### [Exercise]
Would you print every entry exactly as it appears?

(Extracted data entries)
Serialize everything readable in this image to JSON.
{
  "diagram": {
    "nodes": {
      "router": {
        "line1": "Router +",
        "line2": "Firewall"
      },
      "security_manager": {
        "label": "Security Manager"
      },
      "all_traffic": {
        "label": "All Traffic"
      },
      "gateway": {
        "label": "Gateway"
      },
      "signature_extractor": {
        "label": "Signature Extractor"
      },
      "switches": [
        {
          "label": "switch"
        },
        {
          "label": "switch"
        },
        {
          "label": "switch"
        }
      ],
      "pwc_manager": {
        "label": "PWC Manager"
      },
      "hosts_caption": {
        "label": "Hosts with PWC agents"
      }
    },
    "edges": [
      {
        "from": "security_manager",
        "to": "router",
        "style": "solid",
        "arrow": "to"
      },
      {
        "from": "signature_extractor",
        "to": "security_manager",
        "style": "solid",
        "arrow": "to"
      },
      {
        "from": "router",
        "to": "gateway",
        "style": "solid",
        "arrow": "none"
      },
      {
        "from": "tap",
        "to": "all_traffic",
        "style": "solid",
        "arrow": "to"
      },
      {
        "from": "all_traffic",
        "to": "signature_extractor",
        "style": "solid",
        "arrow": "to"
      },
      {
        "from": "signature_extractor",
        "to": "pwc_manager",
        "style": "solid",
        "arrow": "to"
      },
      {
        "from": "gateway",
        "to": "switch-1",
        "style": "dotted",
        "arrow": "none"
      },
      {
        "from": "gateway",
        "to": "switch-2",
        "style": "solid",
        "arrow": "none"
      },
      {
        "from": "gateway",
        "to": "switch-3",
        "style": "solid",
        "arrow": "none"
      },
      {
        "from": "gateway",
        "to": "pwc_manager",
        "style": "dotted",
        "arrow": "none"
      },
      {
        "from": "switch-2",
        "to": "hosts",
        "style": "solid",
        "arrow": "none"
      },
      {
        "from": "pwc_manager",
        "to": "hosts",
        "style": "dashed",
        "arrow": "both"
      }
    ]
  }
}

### [Reply]
Serialize everything readable in this image to JSON.
{
  "diagram": {
    "nodes": {
      "router": {
        "line1": "Router +",
        "line2": "Firewall"
      },
      "security_manager": {
        "label": "Security Manager"
      },
      "all_traffic": {
        "label": "All Traffic"
      },
      "gateway": {
        "label": "Gateway"
      },
      "signature_extractor": {
        "label": "Signature Extractor"
      },
      "switches": [
        {
          "label": "switch"
        },
        {
          "label": "switch"
        },
        {
          "label": "switch"
        }
      ],
      "pwc_manager": {
        "label": "PWC Manager"
      },
      "hosts_caption": {
        "label": "Hosts with PWC agents"
      }
    },
    "edges": [
      {
        "from": "security_manager",
        "to": "router",
        "style": "solid",
        "arrow": "to"
      },
      {
        "from": "signature_extractor",
        "to": "security_manager",
        "style": "solid",
        "arrow": "to"
      },
      {
        "from": "router",
        "to": "gateway",
        "style": "solid",
        "arrow": "none"
      },
      {
        "from": "tap",
        "to": "all_traffic",
        "style": "solid",
        "arrow": "to"
      },
      {
        "from": "all_traffic",
        "to": "signature_extractor",
        "style": "solid",
        "arrow": "to"
      },
      {
        "from": "signature_extractor",
        "to": "pwc_manager",
        "style": "solid",
        "arrow": "to"
      },
      {
        "from": "gateway",
        "to": "switch-1",
        "style": "dotted",
        "arrow": "none"
      },
      {
        "from": "gateway",
        "to": "switch-2",
        "style": "solid",
        "arrow": "none"
      },
      {
        "from": "gateway",
        "to": "switch-3",
        "style": "solid",
        "arrow": "none"
      },
      {
        "from": "gateway",
        "to": "pwc_manager",
        "style": "dotted",
        "arrow": "none"
      },
      {
        "from": "switch-2",
        "to": "hosts",
        "style": "solid",
        "arrow": "none"
      },
      {
        "from": "pwc_manager",
        "to": "hosts",
        "style": "dashed",
        "arrow": "both"
      }
    ]
  }
}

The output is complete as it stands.